— What to produce —
Only lines containing the string "content" belong in the answer; find them in the records and copy them.

(Items from an interface collection)

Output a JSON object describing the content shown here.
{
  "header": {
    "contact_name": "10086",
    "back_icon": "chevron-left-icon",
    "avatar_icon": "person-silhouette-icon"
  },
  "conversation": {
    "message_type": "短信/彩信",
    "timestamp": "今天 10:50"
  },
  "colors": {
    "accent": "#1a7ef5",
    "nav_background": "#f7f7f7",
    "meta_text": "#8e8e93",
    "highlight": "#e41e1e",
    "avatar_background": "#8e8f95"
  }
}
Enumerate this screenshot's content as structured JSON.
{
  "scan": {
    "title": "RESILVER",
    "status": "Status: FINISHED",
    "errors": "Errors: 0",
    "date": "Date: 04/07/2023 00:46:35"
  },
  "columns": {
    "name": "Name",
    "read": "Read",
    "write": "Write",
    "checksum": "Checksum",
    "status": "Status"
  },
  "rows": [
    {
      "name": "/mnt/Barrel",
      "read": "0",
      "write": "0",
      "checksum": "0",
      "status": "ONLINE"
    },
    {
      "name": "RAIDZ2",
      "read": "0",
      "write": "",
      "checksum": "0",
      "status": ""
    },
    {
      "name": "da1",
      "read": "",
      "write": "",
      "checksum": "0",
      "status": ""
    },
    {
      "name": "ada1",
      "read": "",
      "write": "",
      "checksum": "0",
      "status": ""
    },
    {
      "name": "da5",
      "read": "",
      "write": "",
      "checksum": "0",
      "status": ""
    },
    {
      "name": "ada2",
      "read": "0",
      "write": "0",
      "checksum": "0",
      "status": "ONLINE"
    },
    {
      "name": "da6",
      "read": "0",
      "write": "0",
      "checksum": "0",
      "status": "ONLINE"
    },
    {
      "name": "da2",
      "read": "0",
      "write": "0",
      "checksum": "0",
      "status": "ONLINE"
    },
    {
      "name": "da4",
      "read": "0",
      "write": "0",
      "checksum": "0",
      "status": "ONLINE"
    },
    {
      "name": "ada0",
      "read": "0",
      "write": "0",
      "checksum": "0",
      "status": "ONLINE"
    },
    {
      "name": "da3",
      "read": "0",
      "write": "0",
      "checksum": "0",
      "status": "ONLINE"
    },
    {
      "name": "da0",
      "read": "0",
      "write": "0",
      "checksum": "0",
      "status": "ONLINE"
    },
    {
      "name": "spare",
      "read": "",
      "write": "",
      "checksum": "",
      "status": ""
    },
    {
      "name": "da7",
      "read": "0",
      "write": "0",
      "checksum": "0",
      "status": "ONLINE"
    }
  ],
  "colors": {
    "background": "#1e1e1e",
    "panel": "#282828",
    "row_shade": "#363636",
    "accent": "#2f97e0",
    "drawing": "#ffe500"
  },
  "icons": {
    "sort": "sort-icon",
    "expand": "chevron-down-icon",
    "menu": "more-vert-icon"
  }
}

— Task answer —
Output a JSON object describing the content shown here.
Enumerate this screenshot's content as structured JSON.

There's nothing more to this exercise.